### Task objective
Repeat every line that appears below, with nothing altered.

##### Study material

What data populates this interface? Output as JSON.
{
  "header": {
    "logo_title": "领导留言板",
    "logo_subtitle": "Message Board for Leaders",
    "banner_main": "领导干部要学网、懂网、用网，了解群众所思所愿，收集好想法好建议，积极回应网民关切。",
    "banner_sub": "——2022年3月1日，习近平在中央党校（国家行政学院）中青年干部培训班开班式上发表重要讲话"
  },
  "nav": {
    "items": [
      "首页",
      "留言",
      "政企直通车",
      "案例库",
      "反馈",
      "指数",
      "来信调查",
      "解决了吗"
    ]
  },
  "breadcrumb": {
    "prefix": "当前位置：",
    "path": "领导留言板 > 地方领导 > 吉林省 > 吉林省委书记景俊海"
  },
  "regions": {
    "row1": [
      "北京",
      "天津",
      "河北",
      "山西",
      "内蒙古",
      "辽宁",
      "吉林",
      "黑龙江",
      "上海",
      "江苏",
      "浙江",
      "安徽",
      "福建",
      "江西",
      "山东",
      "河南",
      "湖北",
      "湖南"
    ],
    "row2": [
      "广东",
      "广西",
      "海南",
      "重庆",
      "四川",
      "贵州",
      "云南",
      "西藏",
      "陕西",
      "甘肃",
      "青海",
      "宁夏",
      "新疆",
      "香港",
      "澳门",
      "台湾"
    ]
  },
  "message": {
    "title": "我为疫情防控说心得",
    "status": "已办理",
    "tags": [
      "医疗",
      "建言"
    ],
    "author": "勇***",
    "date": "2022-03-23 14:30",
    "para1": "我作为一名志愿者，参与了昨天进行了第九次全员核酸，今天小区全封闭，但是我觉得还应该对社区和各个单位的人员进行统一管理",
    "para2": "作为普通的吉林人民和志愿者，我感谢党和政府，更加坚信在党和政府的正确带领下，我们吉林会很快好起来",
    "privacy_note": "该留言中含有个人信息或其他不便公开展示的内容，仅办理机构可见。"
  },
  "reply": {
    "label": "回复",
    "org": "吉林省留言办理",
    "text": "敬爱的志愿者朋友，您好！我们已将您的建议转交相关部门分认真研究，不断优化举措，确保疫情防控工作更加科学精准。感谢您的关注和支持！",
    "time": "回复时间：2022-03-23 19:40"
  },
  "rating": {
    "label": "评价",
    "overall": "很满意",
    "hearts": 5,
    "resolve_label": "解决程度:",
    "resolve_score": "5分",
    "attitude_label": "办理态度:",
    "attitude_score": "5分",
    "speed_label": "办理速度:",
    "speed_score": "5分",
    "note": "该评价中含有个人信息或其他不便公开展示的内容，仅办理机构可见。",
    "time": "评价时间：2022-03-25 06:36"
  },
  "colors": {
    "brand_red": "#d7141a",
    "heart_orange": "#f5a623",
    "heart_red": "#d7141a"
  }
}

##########

### Your solution
What data populates this interface? Output as JSON.
{
  "header": {
    "logo_title": "领导留言板",
    "logo_subtitle": "Message Board for Leaders",
    "banner_main": "领导干部要学网、懂网、用网，了解群众所思所愿，收集好想法好建议，积极回应网民关切。",
    "banner_sub": "——2022年3月1日，习近平在中央党校（国家行政学院）中青年干部培训班开班式上发表重要讲话"
  },
  "nav": {
    "items": [
      "首页",
      "留言",
      "政企直通车",
      "案例库",
      "反馈",
      "指数",
      "来信调查",
      "解决了吗"
    ]
  },
  "breadcrumb": {
    "prefix": "当前位置：",
    "path": "领导留言板 > 地方领导 > 吉林省 > 吉林省委书记景俊海"
  },
  "regions": {
    "row1": [
      "北京",
      "天津",
      "河北",
      "山西",
      "内蒙古",
      "辽宁",
      "吉林",
      "黑龙江",
      "上海",
      "江苏",
      "浙江",
      "安徽",
      "福建",
      "江西",
      "山东",
      "河南",
      "湖北",
      "湖南"
    ],
    "row2": [
      "广东",
      "广西",
      "海南",
      "重庆",
      "四川",
      "贵州",
      "云南",
      "西藏",
      "陕西",
      "甘肃",
      "青海",
      "宁夏",
      "新疆",
      "香港",
      "澳门",
      "台湾"
    ]
  },
  "message": {
    "title": "我为疫情防控说心得",
    "status": "已办理",
    "tags": [
      "医疗",
      "建言"
    ],
    "author": "勇***",
    "date": "2022-03-23 14:30",
    "para1": "我作为一名志愿者，参与了昨天进行了第九次全员核酸，今天小区全封闭，但是我觉得还应该对社区和各个单位的人员进行统一管理",
    "para2": "作为普通的吉林人民和志愿者，我感谢党和政府，更加坚信在党和政府的正确带领下，我们吉林会很快好起来",
    "privacy_note": "该留言中含有个人信息或其他不便公开展示的内容，仅办理机构可见。"
  },
  "reply": {
    "label": "回复",
    "org": "吉林省留言办理",
    "text": "敬爱的志愿者朋友，您好！我们已将您的建议转交相关部门分认真研究，不断优化举措，确保疫情防控工作更加科学精准。感谢您的关注和支持！",
    "time": "回复时间：2022-03-23 19:40"
  },
  "rating": {
    "label": "评价",
    "overall": "很满意",
    "hearts": 5,
    "resolve_label": "解决程度:",
    "resolve_score": "5分",
    "attitude_label": "办理态度:",
    "attitude_score": "5分",
    "speed_label": "办理速度:",
    "speed_score": "5分",
    "note": "该评价中含有个人信息或其他不便公开展示的内容，仅办理机构可见。",
    "time": "评价时间：2022-03-25 06:36"
  },
  "colors": {
    "brand_red": "#d7141a",
    "heart_orange": "#f5a623",
    "heart_red": "#d7141a"
  }
}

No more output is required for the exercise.